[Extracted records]

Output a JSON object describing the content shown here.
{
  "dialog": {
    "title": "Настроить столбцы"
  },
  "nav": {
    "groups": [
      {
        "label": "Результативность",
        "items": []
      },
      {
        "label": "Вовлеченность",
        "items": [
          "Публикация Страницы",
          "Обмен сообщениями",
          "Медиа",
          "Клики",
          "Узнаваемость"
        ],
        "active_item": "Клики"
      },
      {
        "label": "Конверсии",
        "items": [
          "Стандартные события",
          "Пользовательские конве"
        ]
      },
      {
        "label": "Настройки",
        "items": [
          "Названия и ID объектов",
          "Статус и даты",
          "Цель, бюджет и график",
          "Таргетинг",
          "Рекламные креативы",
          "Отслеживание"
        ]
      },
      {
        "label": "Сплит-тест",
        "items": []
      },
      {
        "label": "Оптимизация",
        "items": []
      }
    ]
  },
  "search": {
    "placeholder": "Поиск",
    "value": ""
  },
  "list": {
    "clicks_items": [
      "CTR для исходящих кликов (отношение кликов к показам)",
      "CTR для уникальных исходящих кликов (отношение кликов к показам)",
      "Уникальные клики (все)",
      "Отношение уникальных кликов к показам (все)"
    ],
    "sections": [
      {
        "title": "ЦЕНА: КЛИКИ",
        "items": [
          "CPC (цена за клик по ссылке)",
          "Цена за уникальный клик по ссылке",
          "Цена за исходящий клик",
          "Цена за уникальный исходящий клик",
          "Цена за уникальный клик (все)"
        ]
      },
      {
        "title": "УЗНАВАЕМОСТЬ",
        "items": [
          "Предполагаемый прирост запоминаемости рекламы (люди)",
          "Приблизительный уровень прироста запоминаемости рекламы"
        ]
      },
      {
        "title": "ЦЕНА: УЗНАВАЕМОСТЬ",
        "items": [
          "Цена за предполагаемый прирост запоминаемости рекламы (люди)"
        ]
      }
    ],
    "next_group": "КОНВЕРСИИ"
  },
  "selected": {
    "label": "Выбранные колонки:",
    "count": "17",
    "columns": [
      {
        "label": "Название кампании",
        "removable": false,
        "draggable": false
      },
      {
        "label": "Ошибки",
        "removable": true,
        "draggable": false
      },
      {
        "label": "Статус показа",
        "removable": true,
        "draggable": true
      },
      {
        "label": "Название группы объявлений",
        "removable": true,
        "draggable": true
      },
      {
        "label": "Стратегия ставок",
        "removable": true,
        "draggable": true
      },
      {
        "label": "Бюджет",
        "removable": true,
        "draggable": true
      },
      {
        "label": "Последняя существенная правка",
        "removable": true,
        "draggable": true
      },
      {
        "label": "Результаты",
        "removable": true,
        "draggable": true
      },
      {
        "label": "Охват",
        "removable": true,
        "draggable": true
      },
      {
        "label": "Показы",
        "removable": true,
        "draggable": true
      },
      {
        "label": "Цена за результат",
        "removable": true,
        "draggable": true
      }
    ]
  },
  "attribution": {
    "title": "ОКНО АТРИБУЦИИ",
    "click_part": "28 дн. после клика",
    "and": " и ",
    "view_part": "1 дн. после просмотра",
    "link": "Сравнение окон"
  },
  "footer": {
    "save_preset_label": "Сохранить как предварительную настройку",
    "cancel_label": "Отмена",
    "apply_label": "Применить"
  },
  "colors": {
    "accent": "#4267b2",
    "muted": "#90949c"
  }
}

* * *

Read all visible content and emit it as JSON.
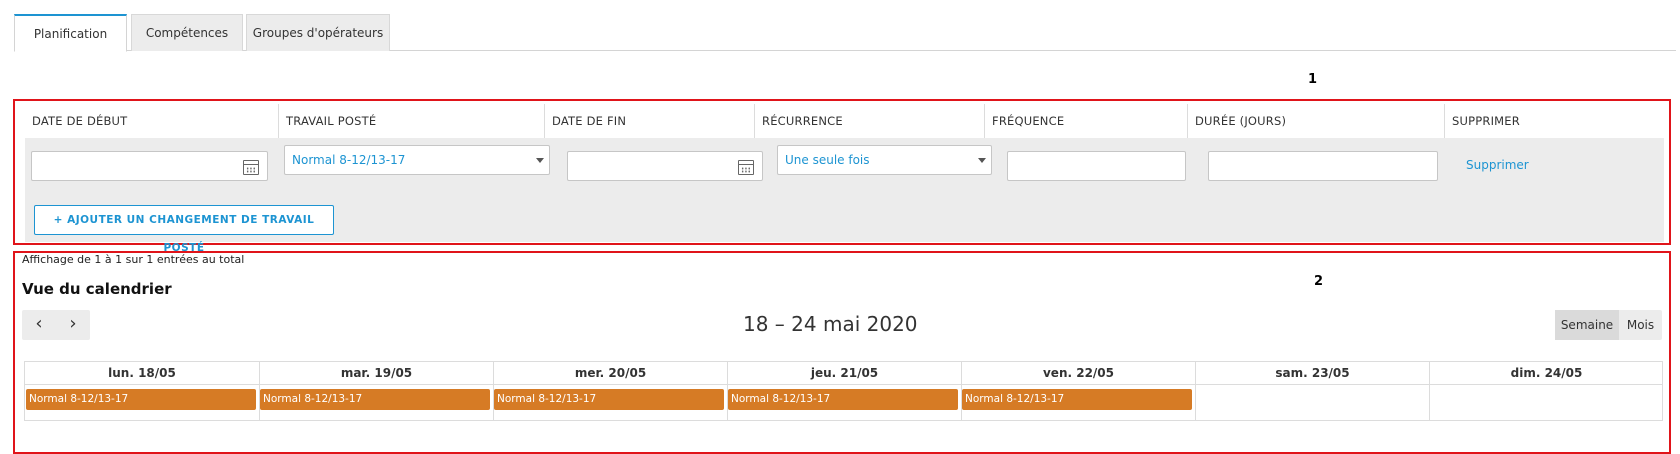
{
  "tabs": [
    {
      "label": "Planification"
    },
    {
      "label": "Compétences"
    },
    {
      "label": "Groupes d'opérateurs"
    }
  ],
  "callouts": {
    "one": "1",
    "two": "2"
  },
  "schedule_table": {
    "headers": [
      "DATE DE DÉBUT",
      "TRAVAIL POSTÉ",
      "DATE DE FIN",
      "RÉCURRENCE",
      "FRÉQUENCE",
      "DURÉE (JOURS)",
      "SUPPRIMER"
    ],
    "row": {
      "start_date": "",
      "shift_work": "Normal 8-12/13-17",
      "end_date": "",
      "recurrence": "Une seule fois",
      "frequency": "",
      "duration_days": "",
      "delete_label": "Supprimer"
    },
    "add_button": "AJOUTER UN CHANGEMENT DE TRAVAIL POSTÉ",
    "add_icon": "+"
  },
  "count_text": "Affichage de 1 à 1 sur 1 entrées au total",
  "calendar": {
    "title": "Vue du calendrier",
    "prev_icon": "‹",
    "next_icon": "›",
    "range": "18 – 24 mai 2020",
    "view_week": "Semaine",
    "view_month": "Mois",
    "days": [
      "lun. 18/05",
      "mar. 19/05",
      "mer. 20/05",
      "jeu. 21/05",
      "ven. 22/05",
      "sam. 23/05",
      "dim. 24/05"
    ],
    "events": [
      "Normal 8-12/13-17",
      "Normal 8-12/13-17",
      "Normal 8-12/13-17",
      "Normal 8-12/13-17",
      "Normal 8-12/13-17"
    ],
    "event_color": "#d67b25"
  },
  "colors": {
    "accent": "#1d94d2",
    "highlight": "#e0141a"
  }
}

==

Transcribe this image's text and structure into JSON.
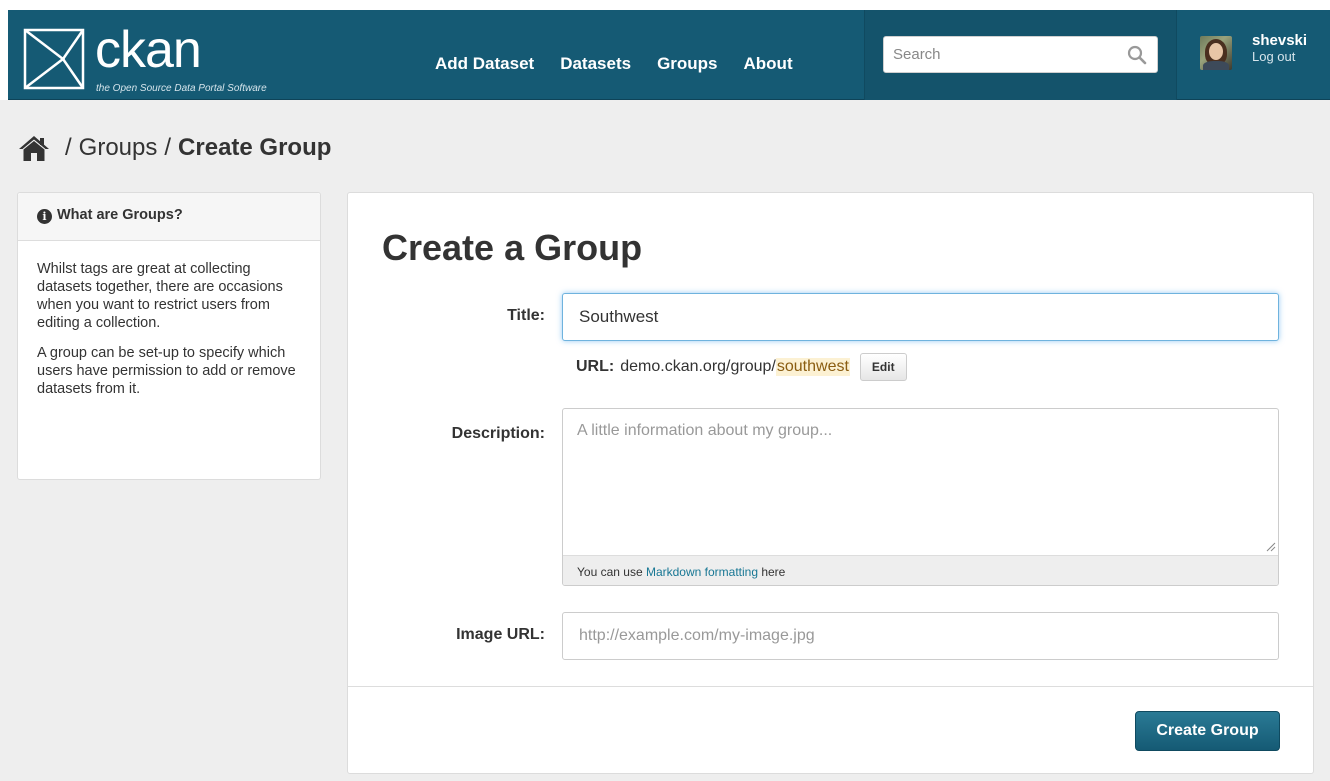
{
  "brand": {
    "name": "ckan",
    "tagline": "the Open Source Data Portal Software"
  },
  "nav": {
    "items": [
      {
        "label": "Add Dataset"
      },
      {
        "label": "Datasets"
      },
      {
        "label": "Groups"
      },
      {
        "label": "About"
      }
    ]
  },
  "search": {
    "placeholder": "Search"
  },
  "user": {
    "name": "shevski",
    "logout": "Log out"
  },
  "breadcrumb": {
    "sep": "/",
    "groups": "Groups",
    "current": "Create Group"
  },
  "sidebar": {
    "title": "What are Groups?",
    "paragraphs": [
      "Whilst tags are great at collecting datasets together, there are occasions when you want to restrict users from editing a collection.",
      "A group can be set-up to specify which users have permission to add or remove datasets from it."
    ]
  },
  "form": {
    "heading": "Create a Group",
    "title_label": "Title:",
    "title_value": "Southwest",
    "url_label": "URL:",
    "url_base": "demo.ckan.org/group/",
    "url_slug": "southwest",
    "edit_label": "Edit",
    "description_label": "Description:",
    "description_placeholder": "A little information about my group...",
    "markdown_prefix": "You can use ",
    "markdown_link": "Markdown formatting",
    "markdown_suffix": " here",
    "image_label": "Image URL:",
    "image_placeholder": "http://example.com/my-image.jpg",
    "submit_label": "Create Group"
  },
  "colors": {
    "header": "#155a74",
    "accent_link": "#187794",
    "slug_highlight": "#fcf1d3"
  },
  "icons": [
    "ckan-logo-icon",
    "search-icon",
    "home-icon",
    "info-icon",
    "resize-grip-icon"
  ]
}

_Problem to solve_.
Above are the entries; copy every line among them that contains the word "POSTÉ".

_Expected output_.
      "TRAVAIL POSTÉ",
    "add_button": "AJOUTER UN CHANGEMENT DE TRAVAIL POSTÉ",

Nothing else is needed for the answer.